I like the background of the picture.  It's a nice action shot too, but the Cardinals had spent the first half of the 1990s with an astroturf field and blue walls in Busch Stadium.

It's how Busch Stadium looked during my childhood through my years in high school.  After the Rams played a few games there during the fall of 1995, the playing surface was changed over to grass and the outfield walls were painted green.  

I have good memories of the blue walled, astroturfed field of the 1980s and early 1990s, but the green grass and green walls were a nicer place to watch baseball.  The 1997 baseball cards were the first year where you could find a plentiful number of Cardinals with the green fixings of Busch Stadium in the background.  I like that on this Benes card.

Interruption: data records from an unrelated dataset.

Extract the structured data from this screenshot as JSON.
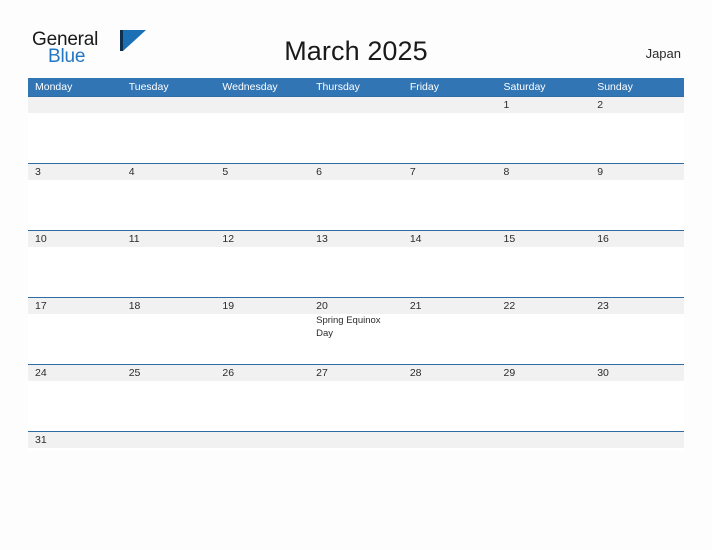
{
  "brand": {
    "word_one": "General",
    "word_two": "Blue",
    "mark_icon": "triangle-flag-icon",
    "accent_dark": "#0f2f4f",
    "accent_blue": "#1b6fb5",
    "text_blue": "#2277c4"
  },
  "header": {
    "title": "March 2025",
    "region": "Japan"
  },
  "theme": {
    "header_blue": "#3275b5",
    "row_border": "#2e6da4",
    "band_gray": "#f1f1f1",
    "page_background": "#fdfdfd",
    "text": "#2b2b2b"
  },
  "calendar": {
    "month": "March",
    "year": "2025",
    "day_headers": [
      "Monday",
      "Tuesday",
      "Wednesday",
      "Thursday",
      "Friday",
      "Saturday",
      "Sunday"
    ],
    "weeks": [
      {
        "days": [
          {
            "num": "",
            "events": []
          },
          {
            "num": "",
            "events": []
          },
          {
            "num": "",
            "events": []
          },
          {
            "num": "",
            "events": []
          },
          {
            "num": "",
            "events": []
          },
          {
            "num": "1",
            "events": []
          },
          {
            "num": "2",
            "events": []
          }
        ]
      },
      {
        "days": [
          {
            "num": "3",
            "events": []
          },
          {
            "num": "4",
            "events": []
          },
          {
            "num": "5",
            "events": []
          },
          {
            "num": "6",
            "events": []
          },
          {
            "num": "7",
            "events": []
          },
          {
            "num": "8",
            "events": []
          },
          {
            "num": "9",
            "events": []
          }
        ]
      },
      {
        "days": [
          {
            "num": "10",
            "events": []
          },
          {
            "num": "11",
            "events": []
          },
          {
            "num": "12",
            "events": []
          },
          {
            "num": "13",
            "events": []
          },
          {
            "num": "14",
            "events": []
          },
          {
            "num": "15",
            "events": []
          },
          {
            "num": "16",
            "events": []
          }
        ]
      },
      {
        "days": [
          {
            "num": "17",
            "events": []
          },
          {
            "num": "18",
            "events": []
          },
          {
            "num": "19",
            "events": []
          },
          {
            "num": "20",
            "events": [
              "Spring Equinox Day"
            ]
          },
          {
            "num": "21",
            "events": []
          },
          {
            "num": "22",
            "events": []
          },
          {
            "num": "23",
            "events": []
          }
        ]
      },
      {
        "days": [
          {
            "num": "24",
            "events": []
          },
          {
            "num": "25",
            "events": []
          },
          {
            "num": "26",
            "events": []
          },
          {
            "num": "27",
            "events": []
          },
          {
            "num": "28",
            "events": []
          },
          {
            "num": "29",
            "events": []
          },
          {
            "num": "30",
            "events": []
          }
        ]
      },
      {
        "days": [
          {
            "num": "31",
            "events": []
          },
          {
            "num": "",
            "events": []
          },
          {
            "num": "",
            "events": []
          },
          {
            "num": "",
            "events": []
          },
          {
            "num": "",
            "events": []
          },
          {
            "num": "",
            "events": []
          },
          {
            "num": "",
            "events": []
          }
        ]
      }
    ]
  }
}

A few more classics from the mid 1990s....

The Emotion XL cards were always pretty cool cards.  Sometimes I could clearly see why the cards had a certain emotion printed on the side, other times not.  Alan Benes is excited?  He looked this way.....

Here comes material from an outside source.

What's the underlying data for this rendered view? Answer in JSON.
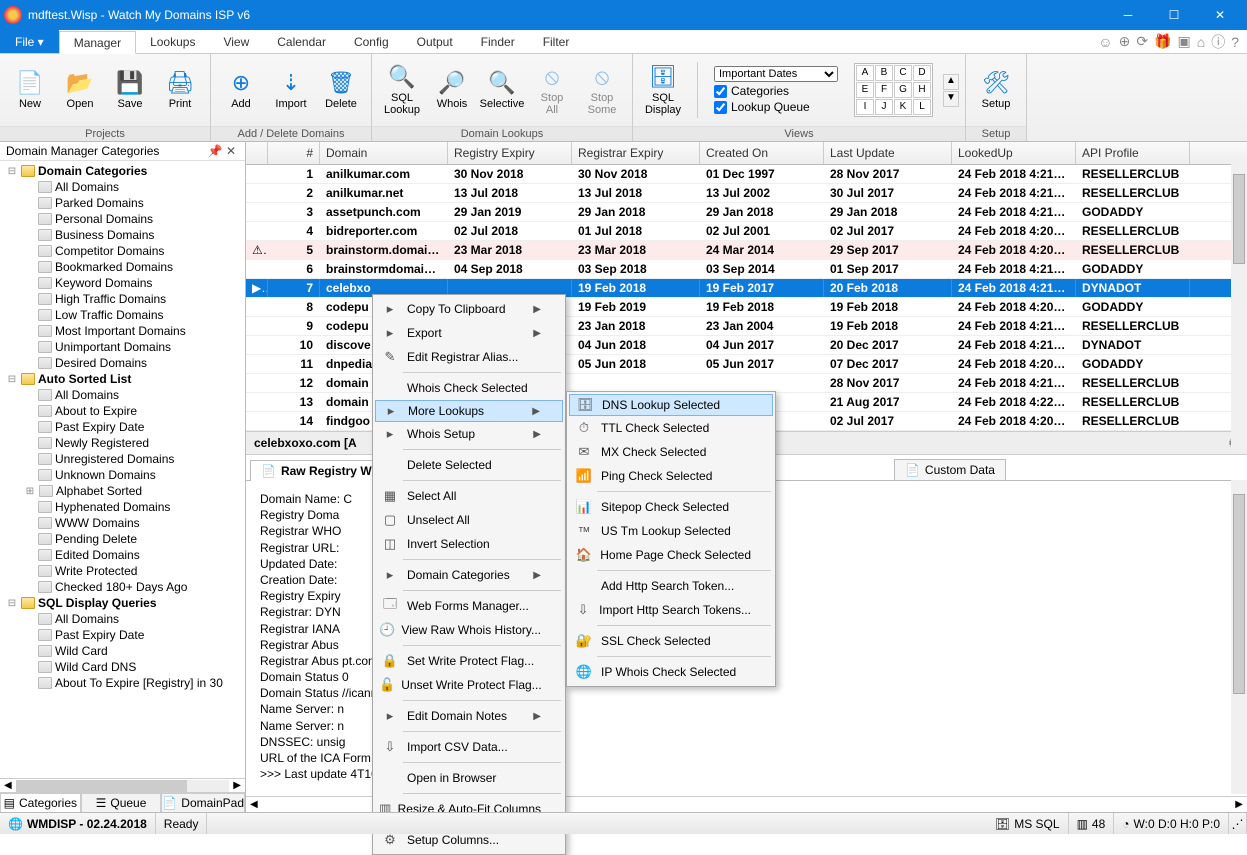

almost every time that he threw......

a pitch.  

Good effort though and I still like these cards.  You cannot get them all right, but I am just excited that a smaller set from the mid 1990s had a Cardinals player in it outside of Ray Lankford, Ron Gant, or Dennis Eckersley.  Did not get many Alan Benes cards in these types of sets.  


Another classic 1990s set.  Still trying to figure out what the Crusades have to do with baseball cards, but the design is really nice.  Sad story behind this card.  A few years ago this guy with basically everyone of these Crusade cards, all of the color variations, was dumping them all on Ebay.  I tried buying the Lankford red variation, a print run of just 25 cards, but the card ended at almost $200.  I lost, but I won this Alan Benes card.  

Last one.  

Alan Benes does have an autographed card in the 1997 Donruss Signature set.  It's not very hard to find and is also very affordable.  For whatever reason, Benes signed all of his cards across his picture rather than the space for the autograph that was provided at the bottom of the card.  There were not many players who missed the memo on where to sign these cards, but curiously three of them were on the Cardinals at some point during their career.  Benes from above.  

Edagr Renteria also signed his picture, as did Larry Walker.  

Benes did pitch after sitting out the 1998 season recovering from his shoulder injury.  Between 1999 and 2003 he only managed to pitch in roughly 60 games.  He was on the Cardinals until the 2001 season when he became a free agent and signed with the Cubs.  Benes would also pitch briefly with the Rangers and tried a comeback with the Cardinals in both 2004 and 2005.  Neither was successful.  
You can find an occasional Benes card from the later years of his career, but they are rather sparse,

although its nice that Topps made a few cards of a player who could have been great, minus the injuries, even though he did not ever live up to his potential.